Provided records Block Start

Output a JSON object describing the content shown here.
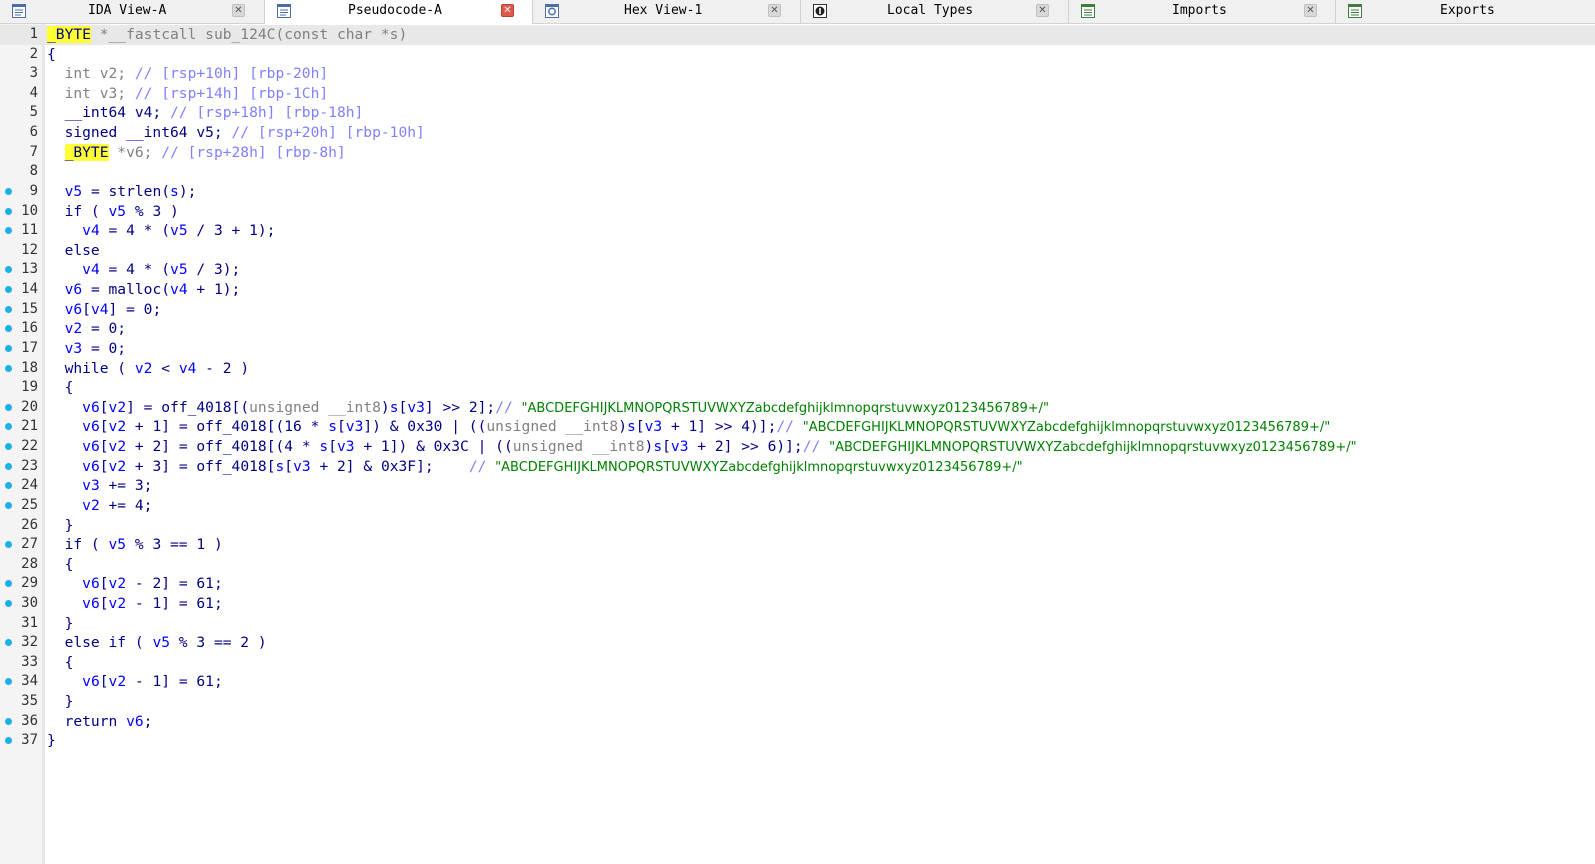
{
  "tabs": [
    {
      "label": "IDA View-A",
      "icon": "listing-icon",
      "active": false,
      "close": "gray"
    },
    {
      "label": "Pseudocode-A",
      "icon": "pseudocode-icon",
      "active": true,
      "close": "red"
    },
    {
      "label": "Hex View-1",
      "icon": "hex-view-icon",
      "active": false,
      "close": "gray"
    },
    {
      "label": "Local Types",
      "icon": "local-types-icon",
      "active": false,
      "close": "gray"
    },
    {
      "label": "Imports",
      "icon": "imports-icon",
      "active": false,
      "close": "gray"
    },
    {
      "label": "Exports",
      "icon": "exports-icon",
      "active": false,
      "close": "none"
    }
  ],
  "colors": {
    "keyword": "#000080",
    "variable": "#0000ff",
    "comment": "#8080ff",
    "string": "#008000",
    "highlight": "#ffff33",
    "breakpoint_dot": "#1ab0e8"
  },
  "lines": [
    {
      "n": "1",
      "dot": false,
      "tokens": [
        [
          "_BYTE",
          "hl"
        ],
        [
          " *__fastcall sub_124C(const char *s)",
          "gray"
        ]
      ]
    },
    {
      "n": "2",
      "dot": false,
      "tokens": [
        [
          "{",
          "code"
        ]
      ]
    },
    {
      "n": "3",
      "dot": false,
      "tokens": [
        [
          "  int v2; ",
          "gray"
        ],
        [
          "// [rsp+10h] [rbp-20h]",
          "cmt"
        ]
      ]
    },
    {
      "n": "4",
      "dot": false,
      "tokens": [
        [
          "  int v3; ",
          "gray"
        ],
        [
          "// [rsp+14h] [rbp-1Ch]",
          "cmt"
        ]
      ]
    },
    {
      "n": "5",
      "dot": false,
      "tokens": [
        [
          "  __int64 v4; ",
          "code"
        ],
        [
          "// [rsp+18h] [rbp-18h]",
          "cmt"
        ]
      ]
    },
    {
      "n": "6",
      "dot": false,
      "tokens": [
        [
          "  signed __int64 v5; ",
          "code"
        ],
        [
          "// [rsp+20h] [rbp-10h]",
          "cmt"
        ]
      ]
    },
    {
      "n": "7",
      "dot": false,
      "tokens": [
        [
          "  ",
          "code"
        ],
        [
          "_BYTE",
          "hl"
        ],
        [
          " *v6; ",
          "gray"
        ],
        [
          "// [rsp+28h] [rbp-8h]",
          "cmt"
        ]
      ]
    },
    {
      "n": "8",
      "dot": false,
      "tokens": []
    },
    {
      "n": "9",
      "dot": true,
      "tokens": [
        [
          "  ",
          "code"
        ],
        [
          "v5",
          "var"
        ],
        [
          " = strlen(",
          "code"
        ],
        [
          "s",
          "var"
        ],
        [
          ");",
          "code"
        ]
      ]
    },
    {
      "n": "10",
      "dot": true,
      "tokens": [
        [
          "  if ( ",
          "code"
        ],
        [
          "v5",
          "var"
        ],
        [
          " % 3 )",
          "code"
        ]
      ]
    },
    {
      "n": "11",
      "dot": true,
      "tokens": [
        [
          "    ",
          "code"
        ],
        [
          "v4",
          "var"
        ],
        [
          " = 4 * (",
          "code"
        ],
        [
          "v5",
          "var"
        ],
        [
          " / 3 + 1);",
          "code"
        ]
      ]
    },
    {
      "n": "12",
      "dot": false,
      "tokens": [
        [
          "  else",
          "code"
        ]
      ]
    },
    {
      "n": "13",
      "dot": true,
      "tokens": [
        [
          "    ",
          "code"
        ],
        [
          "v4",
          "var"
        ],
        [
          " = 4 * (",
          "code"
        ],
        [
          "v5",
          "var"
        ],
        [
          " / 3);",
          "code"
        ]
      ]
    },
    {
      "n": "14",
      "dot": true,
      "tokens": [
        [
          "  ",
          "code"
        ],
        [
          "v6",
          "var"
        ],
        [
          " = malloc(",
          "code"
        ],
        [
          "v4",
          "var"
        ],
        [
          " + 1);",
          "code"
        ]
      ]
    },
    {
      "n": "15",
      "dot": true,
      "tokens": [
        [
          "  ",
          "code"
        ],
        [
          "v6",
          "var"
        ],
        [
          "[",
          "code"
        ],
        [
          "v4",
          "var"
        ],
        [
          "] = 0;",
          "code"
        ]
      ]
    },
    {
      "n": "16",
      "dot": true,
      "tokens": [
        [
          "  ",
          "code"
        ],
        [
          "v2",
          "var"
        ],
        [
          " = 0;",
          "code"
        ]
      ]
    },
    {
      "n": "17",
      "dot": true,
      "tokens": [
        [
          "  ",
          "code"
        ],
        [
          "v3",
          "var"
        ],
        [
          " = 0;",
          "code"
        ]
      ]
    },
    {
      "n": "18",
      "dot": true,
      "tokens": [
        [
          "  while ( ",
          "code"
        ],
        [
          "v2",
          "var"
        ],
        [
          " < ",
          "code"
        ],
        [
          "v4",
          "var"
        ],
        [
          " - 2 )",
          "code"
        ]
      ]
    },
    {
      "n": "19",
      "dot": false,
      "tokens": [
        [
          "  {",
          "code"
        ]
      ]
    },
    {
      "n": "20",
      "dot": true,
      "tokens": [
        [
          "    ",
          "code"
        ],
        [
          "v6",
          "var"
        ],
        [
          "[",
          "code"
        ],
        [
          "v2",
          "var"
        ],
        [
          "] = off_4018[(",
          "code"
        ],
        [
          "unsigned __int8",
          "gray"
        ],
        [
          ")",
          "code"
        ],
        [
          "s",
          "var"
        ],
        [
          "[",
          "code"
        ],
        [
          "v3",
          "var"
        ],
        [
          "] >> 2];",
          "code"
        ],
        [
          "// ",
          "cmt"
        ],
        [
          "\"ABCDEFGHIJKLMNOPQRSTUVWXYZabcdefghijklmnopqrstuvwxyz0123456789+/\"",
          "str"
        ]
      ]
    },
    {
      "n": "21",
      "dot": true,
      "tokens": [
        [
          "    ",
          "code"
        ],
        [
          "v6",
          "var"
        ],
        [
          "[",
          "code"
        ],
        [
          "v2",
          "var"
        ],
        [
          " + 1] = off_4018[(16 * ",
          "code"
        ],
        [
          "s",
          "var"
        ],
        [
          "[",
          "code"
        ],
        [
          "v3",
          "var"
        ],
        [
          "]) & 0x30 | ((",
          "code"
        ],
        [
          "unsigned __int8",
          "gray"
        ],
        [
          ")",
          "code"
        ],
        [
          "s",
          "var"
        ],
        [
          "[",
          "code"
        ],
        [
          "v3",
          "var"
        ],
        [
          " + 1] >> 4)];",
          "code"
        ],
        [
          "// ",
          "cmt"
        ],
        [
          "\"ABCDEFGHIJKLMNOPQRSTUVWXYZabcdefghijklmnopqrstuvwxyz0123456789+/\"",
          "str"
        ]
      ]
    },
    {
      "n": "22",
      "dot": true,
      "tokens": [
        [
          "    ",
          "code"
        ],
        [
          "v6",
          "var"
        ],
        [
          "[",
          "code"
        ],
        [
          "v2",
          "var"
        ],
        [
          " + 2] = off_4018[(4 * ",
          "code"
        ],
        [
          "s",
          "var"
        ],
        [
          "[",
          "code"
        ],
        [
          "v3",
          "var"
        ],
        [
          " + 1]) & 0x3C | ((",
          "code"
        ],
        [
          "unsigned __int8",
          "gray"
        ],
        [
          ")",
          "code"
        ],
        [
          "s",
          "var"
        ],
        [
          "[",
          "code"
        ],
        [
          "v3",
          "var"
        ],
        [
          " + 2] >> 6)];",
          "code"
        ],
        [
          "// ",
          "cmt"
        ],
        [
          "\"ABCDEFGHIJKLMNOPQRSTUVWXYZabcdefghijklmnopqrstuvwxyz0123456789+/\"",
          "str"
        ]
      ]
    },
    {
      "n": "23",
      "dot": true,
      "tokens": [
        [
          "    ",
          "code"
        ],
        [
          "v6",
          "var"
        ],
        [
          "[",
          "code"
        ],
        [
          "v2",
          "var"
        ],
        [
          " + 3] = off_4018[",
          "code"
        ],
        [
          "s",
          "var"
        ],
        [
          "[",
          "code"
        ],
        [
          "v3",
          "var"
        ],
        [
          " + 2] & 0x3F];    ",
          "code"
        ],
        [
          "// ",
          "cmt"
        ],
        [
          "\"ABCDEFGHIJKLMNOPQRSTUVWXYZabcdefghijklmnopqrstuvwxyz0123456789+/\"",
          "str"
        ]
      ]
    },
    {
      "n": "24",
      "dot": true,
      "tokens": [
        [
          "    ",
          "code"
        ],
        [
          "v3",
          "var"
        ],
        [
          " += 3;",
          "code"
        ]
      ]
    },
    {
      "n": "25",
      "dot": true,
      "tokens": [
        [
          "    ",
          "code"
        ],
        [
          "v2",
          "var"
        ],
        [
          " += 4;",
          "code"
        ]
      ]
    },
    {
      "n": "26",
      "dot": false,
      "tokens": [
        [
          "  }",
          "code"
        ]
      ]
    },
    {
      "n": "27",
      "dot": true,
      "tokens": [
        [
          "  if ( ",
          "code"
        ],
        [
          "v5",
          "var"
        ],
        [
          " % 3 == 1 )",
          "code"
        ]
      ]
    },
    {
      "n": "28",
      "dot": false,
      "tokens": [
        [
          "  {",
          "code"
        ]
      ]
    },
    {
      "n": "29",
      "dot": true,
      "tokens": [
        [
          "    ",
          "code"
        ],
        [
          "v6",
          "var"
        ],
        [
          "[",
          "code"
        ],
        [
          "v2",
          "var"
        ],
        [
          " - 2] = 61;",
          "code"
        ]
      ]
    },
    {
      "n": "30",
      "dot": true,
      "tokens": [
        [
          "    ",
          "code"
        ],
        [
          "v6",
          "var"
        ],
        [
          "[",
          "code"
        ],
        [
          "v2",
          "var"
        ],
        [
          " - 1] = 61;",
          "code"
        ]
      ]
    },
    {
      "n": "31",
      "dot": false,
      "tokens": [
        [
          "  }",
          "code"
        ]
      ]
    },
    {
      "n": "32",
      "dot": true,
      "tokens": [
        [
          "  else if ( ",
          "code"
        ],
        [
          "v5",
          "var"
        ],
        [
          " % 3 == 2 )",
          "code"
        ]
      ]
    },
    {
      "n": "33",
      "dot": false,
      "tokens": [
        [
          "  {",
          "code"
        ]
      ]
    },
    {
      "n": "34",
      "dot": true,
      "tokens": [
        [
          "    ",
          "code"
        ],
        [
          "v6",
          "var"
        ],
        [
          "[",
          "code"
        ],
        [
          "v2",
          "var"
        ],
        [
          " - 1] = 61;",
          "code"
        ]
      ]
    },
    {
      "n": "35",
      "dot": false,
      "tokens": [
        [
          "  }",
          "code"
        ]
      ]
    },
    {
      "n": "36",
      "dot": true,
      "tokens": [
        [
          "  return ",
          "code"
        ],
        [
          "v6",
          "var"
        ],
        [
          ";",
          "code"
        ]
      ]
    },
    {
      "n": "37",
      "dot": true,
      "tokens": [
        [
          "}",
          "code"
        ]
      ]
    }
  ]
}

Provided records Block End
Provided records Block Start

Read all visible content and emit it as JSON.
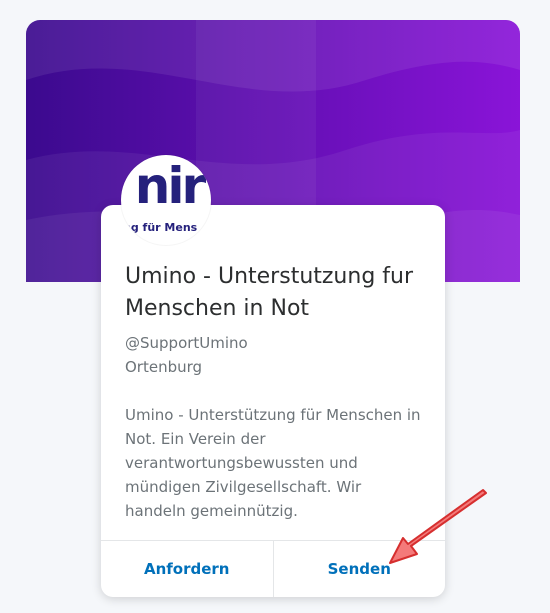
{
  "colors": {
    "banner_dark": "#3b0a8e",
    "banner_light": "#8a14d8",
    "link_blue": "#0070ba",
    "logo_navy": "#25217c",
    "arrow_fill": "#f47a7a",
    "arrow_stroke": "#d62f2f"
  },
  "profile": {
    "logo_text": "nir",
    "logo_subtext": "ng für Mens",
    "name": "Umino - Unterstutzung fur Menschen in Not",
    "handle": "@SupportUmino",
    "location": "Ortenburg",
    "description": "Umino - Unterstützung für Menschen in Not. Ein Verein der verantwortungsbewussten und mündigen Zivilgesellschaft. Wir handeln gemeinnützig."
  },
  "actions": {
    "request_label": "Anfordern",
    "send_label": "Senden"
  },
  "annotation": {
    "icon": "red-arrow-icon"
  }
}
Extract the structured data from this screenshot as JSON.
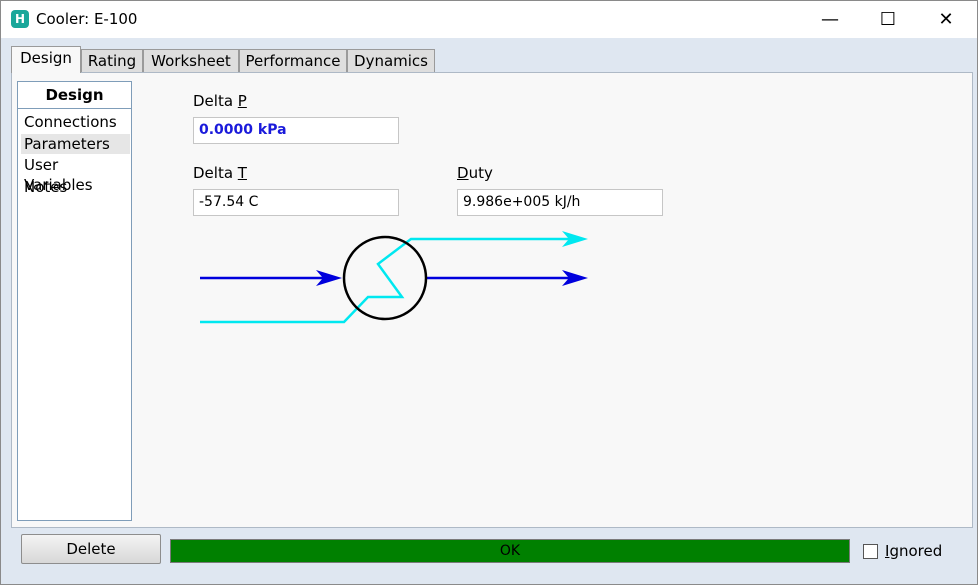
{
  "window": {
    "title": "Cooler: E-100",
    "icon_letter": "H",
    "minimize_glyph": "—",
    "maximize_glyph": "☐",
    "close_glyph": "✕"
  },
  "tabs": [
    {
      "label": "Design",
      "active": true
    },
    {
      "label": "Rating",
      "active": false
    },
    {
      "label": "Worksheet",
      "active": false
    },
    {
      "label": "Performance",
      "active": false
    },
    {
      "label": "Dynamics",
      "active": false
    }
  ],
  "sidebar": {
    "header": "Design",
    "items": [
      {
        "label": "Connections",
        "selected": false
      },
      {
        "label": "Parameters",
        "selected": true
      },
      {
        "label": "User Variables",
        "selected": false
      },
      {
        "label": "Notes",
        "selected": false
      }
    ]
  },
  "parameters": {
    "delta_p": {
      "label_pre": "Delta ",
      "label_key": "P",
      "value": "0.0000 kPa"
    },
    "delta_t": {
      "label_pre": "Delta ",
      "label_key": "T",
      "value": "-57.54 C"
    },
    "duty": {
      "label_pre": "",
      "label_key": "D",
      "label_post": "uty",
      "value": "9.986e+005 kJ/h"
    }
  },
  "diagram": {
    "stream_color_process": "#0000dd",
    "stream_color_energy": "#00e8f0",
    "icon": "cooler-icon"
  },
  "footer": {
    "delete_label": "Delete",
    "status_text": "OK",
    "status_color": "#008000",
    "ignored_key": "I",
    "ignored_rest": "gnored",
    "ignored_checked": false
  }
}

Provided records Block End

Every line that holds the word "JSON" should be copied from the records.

Output a JSON object describing the content shown here.
Read all visible content and emit it as JSON.
Extract the structured data from this screenshot as JSON.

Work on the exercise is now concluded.